Now, the projection $\Pi$ is the restriction to the $\{x_0=1\}$ chart of the linear projection

$$\bar{\Pi}:\mathbb P^{n+m}\setminus\mathbb P^{m-1}\to \mathbb P^n$$

$$[x_0,x_1,...,x_n,y_1,...,y_m]\mapsto [x_0,x_1,...,x_n]$$

where $\mathbb P^{m-1}$ is the projection center defined as the linear subspace consisting points whose the first $n+1$ coordinates are zero.
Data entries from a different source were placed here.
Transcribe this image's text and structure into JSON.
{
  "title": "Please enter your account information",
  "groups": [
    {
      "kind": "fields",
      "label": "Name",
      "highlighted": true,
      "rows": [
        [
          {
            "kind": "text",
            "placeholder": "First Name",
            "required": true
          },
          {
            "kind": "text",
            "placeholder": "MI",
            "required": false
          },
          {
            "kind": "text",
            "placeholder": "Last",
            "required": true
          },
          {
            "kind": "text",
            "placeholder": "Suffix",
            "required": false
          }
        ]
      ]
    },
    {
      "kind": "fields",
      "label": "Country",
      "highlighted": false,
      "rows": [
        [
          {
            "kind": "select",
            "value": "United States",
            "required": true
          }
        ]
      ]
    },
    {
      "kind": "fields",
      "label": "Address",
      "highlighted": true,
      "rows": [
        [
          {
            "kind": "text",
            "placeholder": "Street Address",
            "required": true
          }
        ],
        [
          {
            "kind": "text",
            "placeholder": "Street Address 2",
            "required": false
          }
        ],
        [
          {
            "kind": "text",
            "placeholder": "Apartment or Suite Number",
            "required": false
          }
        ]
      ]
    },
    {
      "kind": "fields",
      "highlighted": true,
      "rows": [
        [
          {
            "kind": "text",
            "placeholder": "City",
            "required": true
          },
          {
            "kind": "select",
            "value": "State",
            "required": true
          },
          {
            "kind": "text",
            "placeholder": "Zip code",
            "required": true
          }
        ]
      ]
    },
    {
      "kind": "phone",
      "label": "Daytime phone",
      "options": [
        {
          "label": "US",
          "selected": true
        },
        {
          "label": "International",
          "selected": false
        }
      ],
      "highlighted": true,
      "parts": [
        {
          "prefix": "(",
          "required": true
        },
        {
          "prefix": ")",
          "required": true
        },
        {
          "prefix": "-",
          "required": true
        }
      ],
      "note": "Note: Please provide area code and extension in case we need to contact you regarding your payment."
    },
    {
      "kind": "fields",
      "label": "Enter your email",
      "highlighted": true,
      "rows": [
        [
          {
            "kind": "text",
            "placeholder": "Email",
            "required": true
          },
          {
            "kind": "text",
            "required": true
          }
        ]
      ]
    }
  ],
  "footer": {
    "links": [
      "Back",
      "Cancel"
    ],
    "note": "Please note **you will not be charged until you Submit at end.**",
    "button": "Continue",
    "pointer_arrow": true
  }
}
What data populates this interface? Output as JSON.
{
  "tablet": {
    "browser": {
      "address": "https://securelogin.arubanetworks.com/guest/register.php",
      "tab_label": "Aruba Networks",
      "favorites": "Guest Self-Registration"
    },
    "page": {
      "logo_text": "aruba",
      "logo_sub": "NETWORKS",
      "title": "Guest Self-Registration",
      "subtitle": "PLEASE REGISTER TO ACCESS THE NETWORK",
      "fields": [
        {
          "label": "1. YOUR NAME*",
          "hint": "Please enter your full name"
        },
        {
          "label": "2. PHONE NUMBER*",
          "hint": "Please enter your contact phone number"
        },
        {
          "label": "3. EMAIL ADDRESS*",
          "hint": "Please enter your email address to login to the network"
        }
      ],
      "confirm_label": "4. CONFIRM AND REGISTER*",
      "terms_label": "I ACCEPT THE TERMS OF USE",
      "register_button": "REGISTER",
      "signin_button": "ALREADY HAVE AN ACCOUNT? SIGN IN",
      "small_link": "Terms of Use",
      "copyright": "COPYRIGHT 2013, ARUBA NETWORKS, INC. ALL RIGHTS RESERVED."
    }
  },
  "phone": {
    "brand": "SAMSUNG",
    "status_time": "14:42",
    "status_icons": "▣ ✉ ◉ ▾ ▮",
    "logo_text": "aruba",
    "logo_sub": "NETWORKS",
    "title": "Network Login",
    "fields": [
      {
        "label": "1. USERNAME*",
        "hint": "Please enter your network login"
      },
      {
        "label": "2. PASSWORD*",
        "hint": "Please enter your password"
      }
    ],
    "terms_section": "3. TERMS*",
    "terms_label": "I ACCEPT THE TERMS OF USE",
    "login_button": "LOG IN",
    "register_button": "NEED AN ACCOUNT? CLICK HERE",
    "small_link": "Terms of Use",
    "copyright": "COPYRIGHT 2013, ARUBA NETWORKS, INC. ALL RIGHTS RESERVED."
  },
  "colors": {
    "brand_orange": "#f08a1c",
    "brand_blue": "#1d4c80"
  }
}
By noting that the set $D\bigcap\mathbb P^{m-1}$ is exactly the limiting points of $Z$ at infinity asymptotically closed to $V$ direction, proposition 1 has the following equivalent form:

Proposition 2: If $D\bigcap \mathbb P^{m-1}=\emptyset$, then $\Pi(Z)$ is algebraic.

Proof: The condition implies that the restriction $$\bar{\Pi}|_{\bar{Z}}:\bar{Z}\to \mathbb P^n$$ is a regular map. Since regular map between projective varieties has closed image (Theorem 10.1 in this notes), $\bar{\Pi}(\bar{Z})$ is a projective variety, so $\Pi(Z)$ is the affine variety $\bar{\Pi}(\bar{Z})\bigcap\{x_0=1\}$.$\tag*{$\blacksquare$}$

  • $\begingroup$ Your first definition of "asymptotic" would also be trivially satisfied if $V+a$ and $Z$ intersect. I believe this wasn't intended? $\endgroup$
    – M. Winter
    Jul 16, 2023 at 19:45
  • $\begingroup$ You're right, one should require $q_i$ to go to infinity as well. Perhaps the algebro-geometric criterion is a better way to formulate. $\endgroup$
    – AG learner
    Jul 16, 2023 at 21:34

You must log in to answer this question.

Not the answer you're looking for? Browse other questions tagged .